If Goldsmith and Hall were outside the village limits when the traffic violation that led to the stop of Hall's car took place, the defense attorneys claim, the traffic stop was illegal.

"We have no idea where these lane violations took place," Zeit told Judge F. Keith Brown. "The state has no evidence whatsoever that my client did anything wrong in Vernon Hills.

But prosecutors countered that Sosnoski learned from Goldsmith that Goldsmith had been following Hall and three other cars as they drove north on Route 21 before reaching the intersection with Route 60.

And it was at that intersection, Sosnoski said Goldsmith told him, that all four vehicles made a "wide right turn" onto the lanes of Route 60 for eastbound traffic.

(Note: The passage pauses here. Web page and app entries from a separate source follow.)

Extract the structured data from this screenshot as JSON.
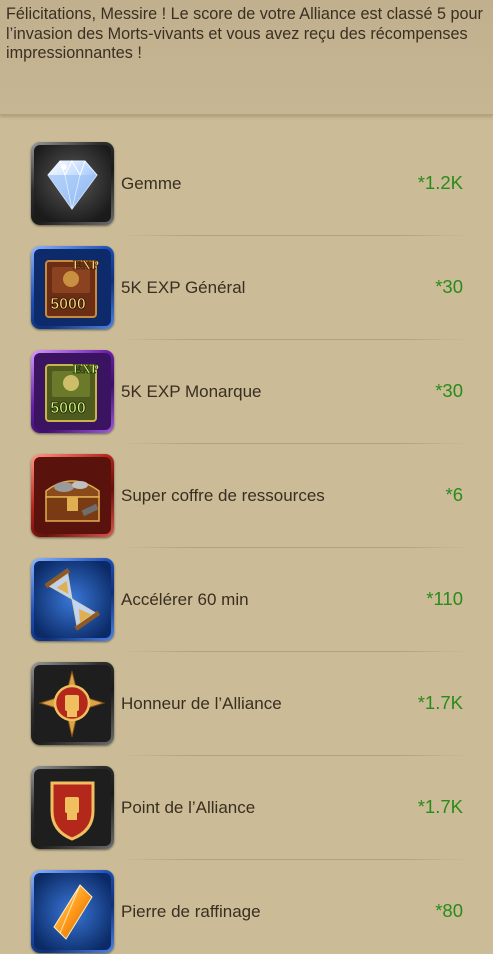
{
  "header": {
    "message": "Félicitations, Messire ! Le score de votre Alliance est classé 5 pour l’invasion des Morts-vivants et vous avez reçu des récompenses impressionnantes !"
  },
  "rewards": [
    {
      "label": "Gemme",
      "qty": "*1.2K",
      "icon": "gem-icon",
      "frame": "#7a7a7a"
    },
    {
      "label": "5K EXP Général",
      "qty": "*30",
      "icon": "exp-book-general-icon",
      "frame": "#3b6fd1",
      "badge": "5000",
      "tag": "EXP"
    },
    {
      "label": "5K EXP Monarque",
      "qty": "*30",
      "icon": "exp-book-monarch-icon",
      "frame": "#8a3fc8",
      "badge": "5000",
      "tag": "EXP"
    },
    {
      "label": "Super coffre de ressources",
      "qty": "*6",
      "icon": "resource-chest-icon",
      "frame": "#c23a2f"
    },
    {
      "label": "Accélérer 60 min",
      "qty": "*110",
      "icon": "hourglass-icon",
      "frame": "#3b6fd1"
    },
    {
      "label": "Honneur de l’Alliance",
      "qty": "*1.7K",
      "icon": "alliance-honor-icon",
      "frame": "#7a7a7a"
    },
    {
      "label": "Point de l’Alliance",
      "qty": "*1.7K",
      "icon": "alliance-point-icon",
      "frame": "#7a7a7a"
    },
    {
      "label": "Pierre de raffinage",
      "qty": "*80",
      "icon": "refining-stone-icon",
      "frame": "#3b6fd1"
    }
  ]
}
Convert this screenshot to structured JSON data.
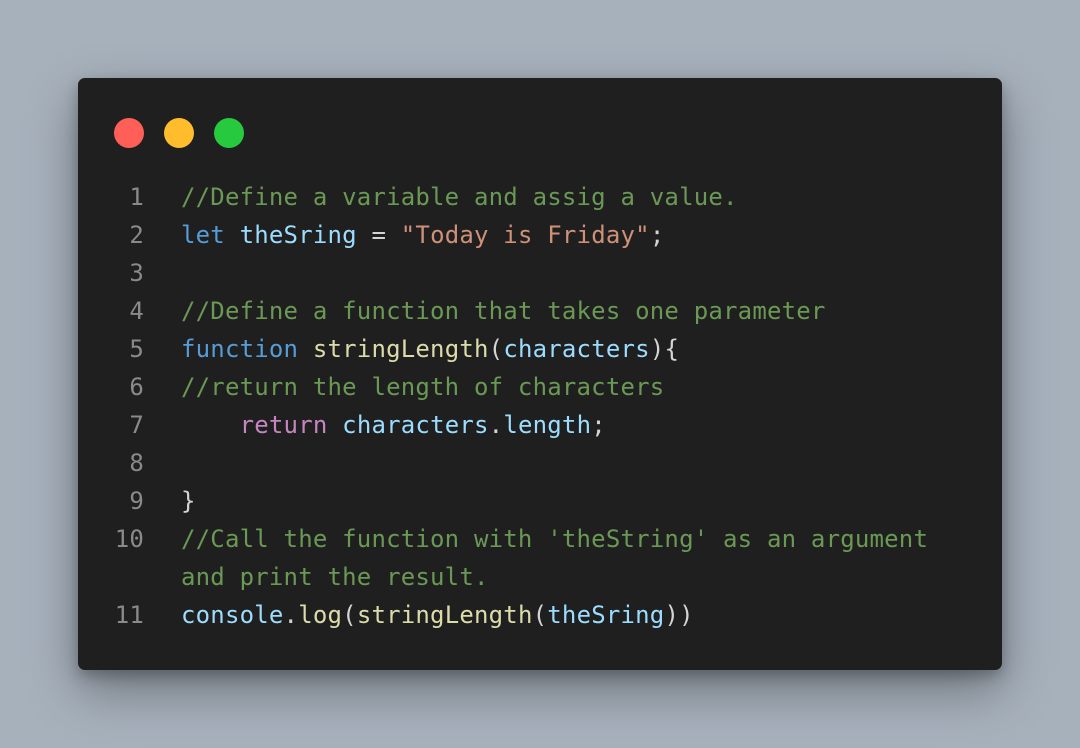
{
  "colors": {
    "background": "#a7b1bc",
    "window": "#1f1f1f",
    "dot_red": "#ff5f56",
    "dot_yellow": "#ffbd2e",
    "dot_green": "#27c93f"
  },
  "window_controls": [
    {
      "name": "close-dot",
      "color": "#ff5f56"
    },
    {
      "name": "minimize-dot",
      "color": "#ffbd2e"
    },
    {
      "name": "maximize-dot",
      "color": "#27c93f"
    }
  ],
  "code": {
    "lines": [
      {
        "number": "1",
        "tokens": [
          {
            "text": "//Define a variable and assig a value.",
            "type": "comment"
          }
        ]
      },
      {
        "number": "2",
        "tokens": [
          {
            "text": "let",
            "type": "keyword"
          },
          {
            "text": " ",
            "type": "plain"
          },
          {
            "text": "theSring",
            "type": "variable"
          },
          {
            "text": " = ",
            "type": "plain"
          },
          {
            "text": "\"Today is Friday\"",
            "type": "string"
          },
          {
            "text": ";",
            "type": "plain"
          }
        ]
      },
      {
        "number": "3",
        "tokens": []
      },
      {
        "number": "4",
        "tokens": [
          {
            "text": "//Define a function that takes one parameter",
            "type": "comment"
          }
        ]
      },
      {
        "number": "5",
        "tokens": [
          {
            "text": "function",
            "type": "keyword"
          },
          {
            "text": " ",
            "type": "plain"
          },
          {
            "text": "stringLength",
            "type": "function"
          },
          {
            "text": "(",
            "type": "plain"
          },
          {
            "text": "characters",
            "type": "variable"
          },
          {
            "text": "){",
            "type": "plain"
          }
        ]
      },
      {
        "number": "6",
        "tokens": [
          {
            "text": "//return the length of characters",
            "type": "comment"
          }
        ]
      },
      {
        "number": "7",
        "tokens": [
          {
            "text": "    ",
            "type": "plain"
          },
          {
            "text": "return",
            "type": "control"
          },
          {
            "text": " ",
            "type": "plain"
          },
          {
            "text": "characters",
            "type": "variable"
          },
          {
            "text": ".",
            "type": "plain"
          },
          {
            "text": "length",
            "type": "variable"
          },
          {
            "text": ";",
            "type": "plain"
          }
        ]
      },
      {
        "number": "8",
        "tokens": []
      },
      {
        "number": "9",
        "tokens": [
          {
            "text": "}",
            "type": "plain"
          }
        ]
      },
      {
        "number": "10",
        "tokens": [
          {
            "text": "//Call the function with 'theString' as an argument",
            "type": "comment"
          }
        ]
      },
      {
        "number": "",
        "tokens": [
          {
            "text": "and print the result.",
            "type": "comment"
          }
        ]
      },
      {
        "number": "11",
        "tokens": [
          {
            "text": "console",
            "type": "variable"
          },
          {
            "text": ".",
            "type": "plain"
          },
          {
            "text": "log",
            "type": "function"
          },
          {
            "text": "(",
            "type": "plain"
          },
          {
            "text": "stringLength",
            "type": "function"
          },
          {
            "text": "(",
            "type": "plain"
          },
          {
            "text": "theSring",
            "type": "variable"
          },
          {
            "text": "))",
            "type": "plain"
          }
        ]
      }
    ]
  }
}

Sosnoski said Goldsmith told him the four cars turned from the right lane on Route 21 into the left lane on Route 60, instead of turning from right lane into right lane.

"He (Goldsmith) told me all four cars went into the far left lane and the defendant's car left its lane several times," Sosnoski said. "He said he pulled over the defendant's car because he was the worst driver of the bunch."

Assistant Attorney General William Elward argued that the "wide right turn" at Routes 21 and 60, which is inside the Vernon Hills village limits, was all the reason Goldsmith needed to stop Hall's car.

"You have reliable evidence that the defendant drove his car outside his lane in Vernon Hills," Elward said. "That gives the Vernon Hills police department jurisdiction."

Sosnoski went on to testify that just after he arrived, Goldsmith told him that he had smelled a strong odor of alcohol on Hall and had told Hall to get out of his car.

"He (Goldsmith) told me that the defendant would not get out of his car," Sosnoski said. "Once I arrived on the scene, he told me that the defendant was coming out of that car one way or another, because he believed his driving was impaired."

Sosnoski said Goldsmith eventually used pepper spray on Hall, and told him later that he had done so because he believed Hall was attempting to roll up his car window.

Hall was taken to Condell Medical Center for treatment, and prosecutors say blood taken from him there showed a blood-alcohol level of .10 percent, above the legal level of intoxication of .08 percent.